__Page and application data records__
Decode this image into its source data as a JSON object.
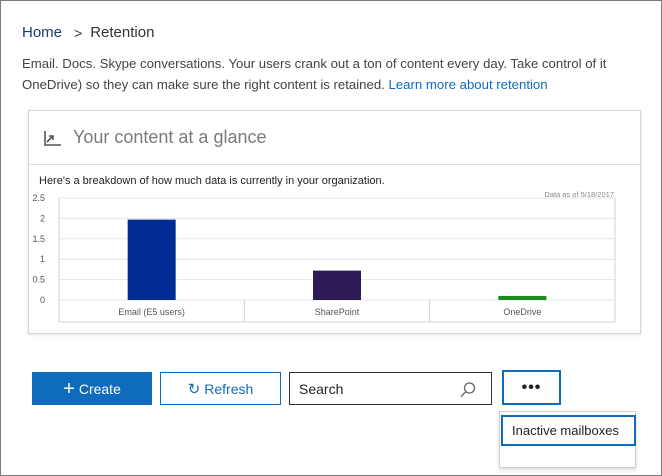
{
  "breadcrumb": {
    "home": "Home",
    "separator": ">",
    "current": "Retention"
  },
  "intro": {
    "line1": "Email. Docs. Skype conversations. Your users crank out a ton of content every day. Take control of it",
    "line2": "OneDrive) so they can make sure the right content is retained.",
    "link": "Learn more about retention"
  },
  "card": {
    "title": "Your content at a glance",
    "subtitle": "Here's a breakdown of how much data is currently in your organization.",
    "date": "Data as of 5/18/2017"
  },
  "chart_data": {
    "type": "bar",
    "categories": [
      "Email (E5 users)",
      "SharePoint",
      "OneDrive"
    ],
    "values": [
      1.97,
      0.72,
      0.1
    ],
    "colors": [
      "#002b93",
      "#2d1b58",
      "#198c1c"
    ],
    "yticks": [
      "2.5",
      "2",
      "1.5",
      "1",
      "0.5",
      "0"
    ],
    "ylim": [
      0,
      2.5
    ],
    "grid": true
  },
  "toolbar": {
    "create_label": "Create",
    "refresh_label": "Refresh",
    "search_placeholder": "Search",
    "more_label": "•••"
  },
  "menu": {
    "items": [
      "Inactive mailboxes"
    ]
  },
  "colors": {
    "accent": "#0f6cbd",
    "link": "#0f6cbd",
    "home": "#1a3d6e"
  }
}
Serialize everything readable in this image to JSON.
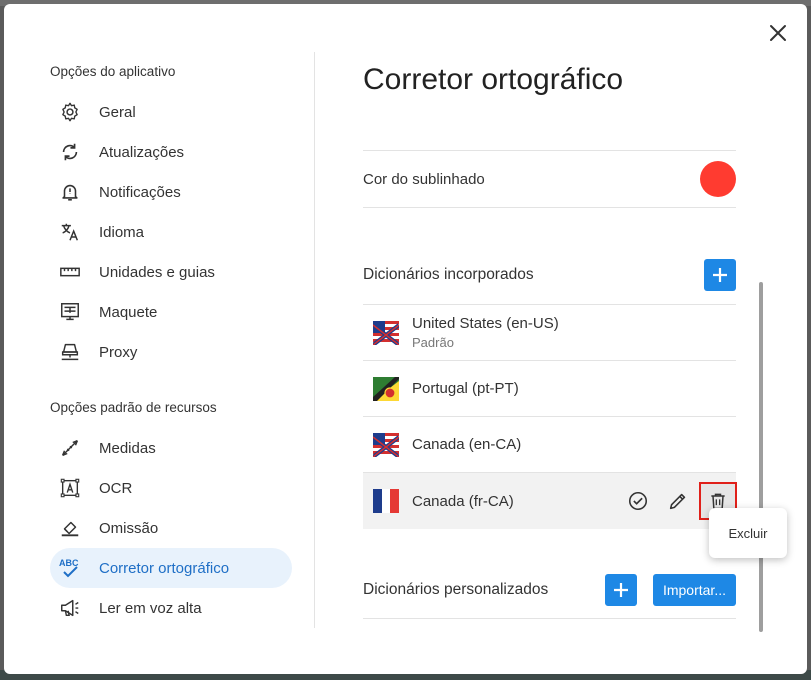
{
  "dialog": {
    "close_icon": "close-icon"
  },
  "sidebar": {
    "section1_title": "Opções do aplicativo",
    "section1_items": [
      {
        "label": "Geral",
        "icon": "gear-icon"
      },
      {
        "label": "Atualizações",
        "icon": "sync-icon"
      },
      {
        "label": "Notificações",
        "icon": "bell-icon"
      },
      {
        "label": "Idioma",
        "icon": "translate-icon"
      },
      {
        "label": "Unidades e guias",
        "icon": "ruler-icon"
      },
      {
        "label": "Maquete",
        "icon": "layout-icon"
      },
      {
        "label": "Proxy",
        "icon": "network-icon"
      }
    ],
    "section2_title": "Opções padrão de recursos",
    "section2_items": [
      {
        "label": "Medidas",
        "icon": "measure-icon"
      },
      {
        "label": "OCR",
        "icon": "ocr-icon"
      },
      {
        "label": "Omissão",
        "icon": "eraser-icon"
      },
      {
        "label": "Corretor ortográfico",
        "icon": "spellcheck-icon",
        "active": true
      },
      {
        "label": "Ler em voz alta",
        "icon": "megaphone-icon"
      }
    ]
  },
  "main": {
    "title": "Corretor ortográfico",
    "underline_color_label": "Cor do sublinhado",
    "underline_color": "#ff3b30",
    "builtin_title": "Dicionários incorporados",
    "builtin": [
      {
        "name": "United States (en-US)",
        "sub": "Padrão",
        "flag": "us-flag"
      },
      {
        "name": "Portugal (pt-PT)",
        "sub": "",
        "flag": "pt-flag"
      },
      {
        "name": "Canada (en-CA)",
        "sub": "",
        "flag": "us-flag"
      },
      {
        "name": "Canada (fr-CA)",
        "sub": "",
        "flag": "fr-flag",
        "selected": true
      }
    ],
    "custom_title": "Dicionários personalizados",
    "import_label": "Importar...",
    "tooltip": "Excluir"
  },
  "colors": {
    "accent": "#1e88e5",
    "active_bg": "#e8f2fc",
    "active_text": "#1f6fc6",
    "highlight_border": "#e0201a"
  }
}
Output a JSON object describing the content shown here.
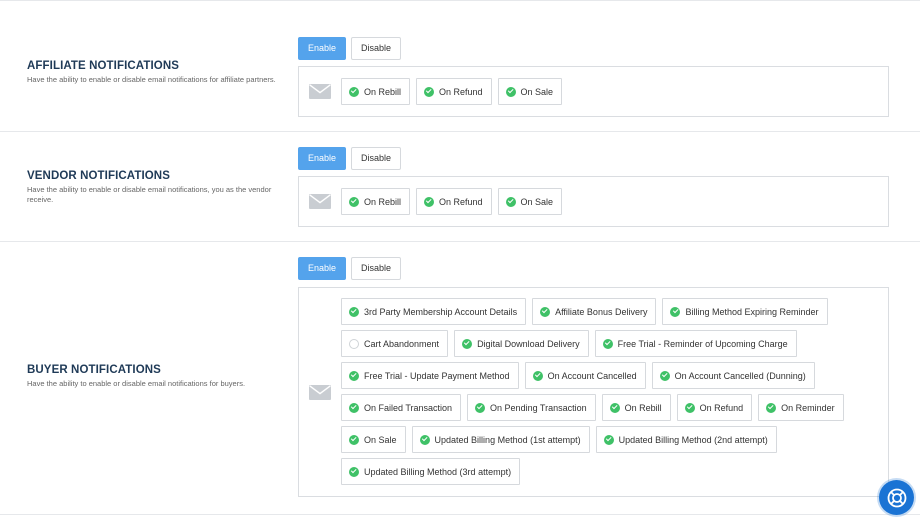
{
  "affiliate": {
    "title": "AFFILIATE NOTIFICATIONS",
    "description": "Have the ability to enable or disable email notifications for affiliate partners.",
    "enable_label": "Enable",
    "disable_label": "Disable",
    "enabled": true,
    "options": [
      {
        "label": "On Rebill",
        "checked": true
      },
      {
        "label": "On Refund",
        "checked": true
      },
      {
        "label": "On Sale",
        "checked": true
      }
    ]
  },
  "vendor": {
    "title": "VENDOR NOTIFICATIONS",
    "description": "Have the ability to enable or disable email notifications, you as the vendor receive.",
    "enable_label": "Enable",
    "disable_label": "Disable",
    "enabled": true,
    "options": [
      {
        "label": "On Rebill",
        "checked": true
      },
      {
        "label": "On Refund",
        "checked": true
      },
      {
        "label": "On Sale",
        "checked": true
      }
    ]
  },
  "buyer": {
    "title": "BUYER NOTIFICATIONS",
    "description": "Have the ability to enable or disable email notifications for buyers.",
    "enable_label": "Enable",
    "disable_label": "Disable",
    "enabled": true,
    "options": [
      {
        "label": "3rd Party Membership Account Details",
        "checked": true
      },
      {
        "label": "Affiliate Bonus Delivery",
        "checked": true
      },
      {
        "label": "Billing Method Expiring Reminder",
        "checked": true
      },
      {
        "label": "Cart Abandonment",
        "checked": false
      },
      {
        "label": "Digital Download Delivery",
        "checked": true
      },
      {
        "label": "Free Trial - Reminder of Upcoming Charge",
        "checked": true
      },
      {
        "label": "Free Trial - Update Payment Method",
        "checked": true
      },
      {
        "label": "On Account Cancelled",
        "checked": true
      },
      {
        "label": "On Account Cancelled (Dunning)",
        "checked": true
      },
      {
        "label": "On Failed Transaction",
        "checked": true
      },
      {
        "label": "On Pending Transaction",
        "checked": true
      },
      {
        "label": "On Rebill",
        "checked": true
      },
      {
        "label": "On Refund",
        "checked": true
      },
      {
        "label": "On Reminder",
        "checked": true
      },
      {
        "label": "On Sale",
        "checked": true
      },
      {
        "label": "Updated Billing Method (1st attempt)",
        "checked": true
      },
      {
        "label": "Updated Billing Method (2nd attempt)",
        "checked": true
      },
      {
        "label": "Updated Billing Method (3rd attempt)",
        "checked": true
      }
    ]
  },
  "colors": {
    "accent": "#54a3ec",
    "check": "#3fc167",
    "title": "#1f3a57",
    "help_button": "#1a73d4"
  },
  "icons": {
    "mail": "envelope-icon",
    "checked": "check-circle-icon",
    "unchecked": "empty-circle-icon",
    "help": "lifebuoy-icon"
  }
}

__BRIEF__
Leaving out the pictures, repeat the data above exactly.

__COMPLETED TASK__
Decode this image into its source data as a JSON object.
{
  "breadcrumb": {
    "home": "Home",
    "separator": ">",
    "current": "Retention"
  },
  "intro": {
    "line1": "Email. Docs. Skype conversations. Your users crank out a ton of content every day. Take control of it",
    "line2": "OneDrive) so they can make sure the right content is retained.",
    "link": "Learn more about retention"
  },
  "card": {
    "title": "Your content at a glance",
    "subtitle": "Here's a breakdown of how much data is currently in your organization.",
    "date": "Data as of 5/18/2017"
  },
  "chart_data": {
    "type": "bar",
    "categories": [
      "Email (E5 users)",
      "SharePoint",
      "OneDrive"
    ],
    "values": [
      1.97,
      0.72,
      0.1
    ],
    "colors": [
      "#002b93",
      "#2d1b58",
      "#198c1c"
    ],
    "yticks": [
      "2.5",
      "2",
      "1.5",
      "1",
      "0.5",
      "0"
    ],
    "ylim": [
      0,
      2.5
    ],
    "grid": true
  },
  "toolbar": {
    "create_label": "Create",
    "refresh_label": "Refresh",
    "search_placeholder": "Search",
    "more_label": "•••"
  },
  "menu": {
    "items": [
      "Inactive mailboxes"
    ]
  },
  "colors": {
    "accent": "#0f6cbd",
    "link": "#0f6cbd",
    "home": "#1a3d6e"
  }
}
Serialize everything readable in this image to JSON.
{
  "dialog": {
    "close_icon": "close-icon"
  },
  "sidebar": {
    "section1_title": "Opções do aplicativo",
    "section1_items": [
      {
        "label": "Geral",
        "icon": "gear-icon"
      },
      {
        "label": "Atualizações",
        "icon": "sync-icon"
      },
      {
        "label": "Notificações",
        "icon": "bell-icon"
      },
      {
        "label": "Idioma",
        "icon": "translate-icon"
      },
      {
        "label": "Unidades e guias",
        "icon": "ruler-icon"
      },
      {
        "label": "Maquete",
        "icon": "layout-icon"
      },
      {
        "label": "Proxy",
        "icon": "network-icon"
      }
    ],
    "section2_title": "Opções padrão de recursos",
    "section2_items": [
      {
        "label": "Medidas",
        "icon": "measure-icon"
      },
      {
        "label": "OCR",
        "icon": "ocr-icon"
      },
      {
        "label": "Omissão",
        "icon": "eraser-icon"
      },
      {
        "label": "Corretor ortográfico",
        "icon": "spellcheck-icon",
        "active": true
      },
      {
        "label": "Ler em voz alta",
        "icon": "megaphone-icon"
      }
    ]
  },
  "main": {
    "title": "Corretor ortográfico",
    "underline_color_label": "Cor do sublinhado",
    "underline_color": "#ff3b30",
    "builtin_title": "Dicionários incorporados",
    "builtin": [
      {
        "name": "United States (en-US)",
        "sub": "Padrão",
        "flag": "us-flag"
      },
      {
        "name": "Portugal (pt-PT)",
        "sub": "",
        "flag": "pt-flag"
      },
      {
        "name": "Canada (en-CA)",
        "sub": "",
        "flag": "us-flag"
      },
      {
        "name": "Canada (fr-CA)",
        "sub": "",
        "flag": "fr-flag",
        "selected": true
      }
    ],
    "custom_title": "Dicionários personalizados",
    "import_label": "Importar...",
    "tooltip": "Excluir"
  },
  "colors": {
    "accent": "#1e88e5",
    "active_bg": "#e8f2fc",
    "active_text": "#1f6fc6",
    "highlight_border": "#e0201a"
  }
}
Output a JSON object describing the content shown here.
{
  "affiliate": {
    "title": "AFFILIATE NOTIFICATIONS",
    "description": "Have the ability to enable or disable email notifications for affiliate partners.",
    "enable_label": "Enable",
    "disable_label": "Disable",
    "enabled": true,
    "options": [
      {
        "label": "On Rebill",
        "checked": true
      },
      {
        "label": "On Refund",
        "checked": true
      },
      {
        "label": "On Sale",
        "checked": true
      }
    ]
  },
  "vendor": {
    "title": "VENDOR NOTIFICATIONS",
    "description": "Have the ability to enable or disable email notifications, you as the vendor receive.",
    "enable_label": "Enable",
    "disable_label": "Disable",
    "enabled": true,
    "options": [
      {
        "label": "On Rebill",
        "checked": true
      },
      {
        "label": "On Refund",
        "checked": true
      },
      {
        "label": "On Sale",
        "checked": true
      }
    ]
  },
  "buyer": {
    "title": "BUYER NOTIFICATIONS",
    "description": "Have the ability to enable or disable email notifications for buyers.",
    "enable_label": "Enable",
    "disable_label": "Disable",
    "enabled": true,
    "options": [
      {
        "label": "3rd Party Membership Account Details",
        "checked": true
      },
      {
        "label": "Affiliate Bonus Delivery",
        "checked": true
      },
      {
        "label": "Billing Method Expiring Reminder",
        "checked": true
      },
      {
        "label": "Cart Abandonment",
        "checked": false
      },
      {
        "label": "Digital Download Delivery",
        "checked": true
      },
      {
        "label": "Free Trial - Reminder of Upcoming Charge",
        "checked": true
      },
      {
        "label": "Free Trial - Update Payment Method",
        "checked": true
      },
      {
        "label": "On Account Cancelled",
        "checked": true
      },
      {
        "label": "On Account Cancelled (Dunning)",
        "checked": true
      },
      {
        "label": "On Failed Transaction",
        "checked": true
      },
      {
        "label": "On Pending Transaction",
        "checked": true
      },
      {
        "label": "On Rebill",
        "checked": true
      },
      {
        "label": "On Refund",
        "checked": true
      },
      {
        "label": "On Reminder",
        "checked": true
      },
      {
        "label": "On Sale",
        "checked": true
      },
      {
        "label": "Updated Billing Method (1st attempt)",
        "checked": true
      },
      {
        "label": "Updated Billing Method (2nd attempt)",
        "checked": true
      },
      {
        "label": "Updated Billing Method (3rd attempt)",
        "checked": true
      }
    ]
  },
  "colors": {
    "accent": "#54a3ec",
    "check": "#3fc167",
    "title": "#1f3a57",
    "help_button": "#1a73d4"
  },
  "icons": {
    "mail": "envelope-icon",
    "checked": "check-circle-icon",
    "unchecked": "empty-circle-icon",
    "help": "lifebuoy-icon"
  }
}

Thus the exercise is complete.